-- EXERCISE INPUT follows --

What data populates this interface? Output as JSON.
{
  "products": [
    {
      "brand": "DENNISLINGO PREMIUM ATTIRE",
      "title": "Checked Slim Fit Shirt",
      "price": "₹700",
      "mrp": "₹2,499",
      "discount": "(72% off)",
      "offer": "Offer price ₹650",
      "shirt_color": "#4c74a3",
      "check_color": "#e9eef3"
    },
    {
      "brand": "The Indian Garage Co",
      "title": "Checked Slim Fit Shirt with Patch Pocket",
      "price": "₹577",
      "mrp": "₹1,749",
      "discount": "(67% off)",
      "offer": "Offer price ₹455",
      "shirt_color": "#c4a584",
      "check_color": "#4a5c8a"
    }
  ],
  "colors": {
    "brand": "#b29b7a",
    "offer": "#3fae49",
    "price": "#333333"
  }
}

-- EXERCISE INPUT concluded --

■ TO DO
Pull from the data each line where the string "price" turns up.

■ RESULT
      "price": "₹700",
      "offer": "Offer price ₹650",
      "price": "₹577",
      "offer": "Offer price ₹455",
    "price": "#333333"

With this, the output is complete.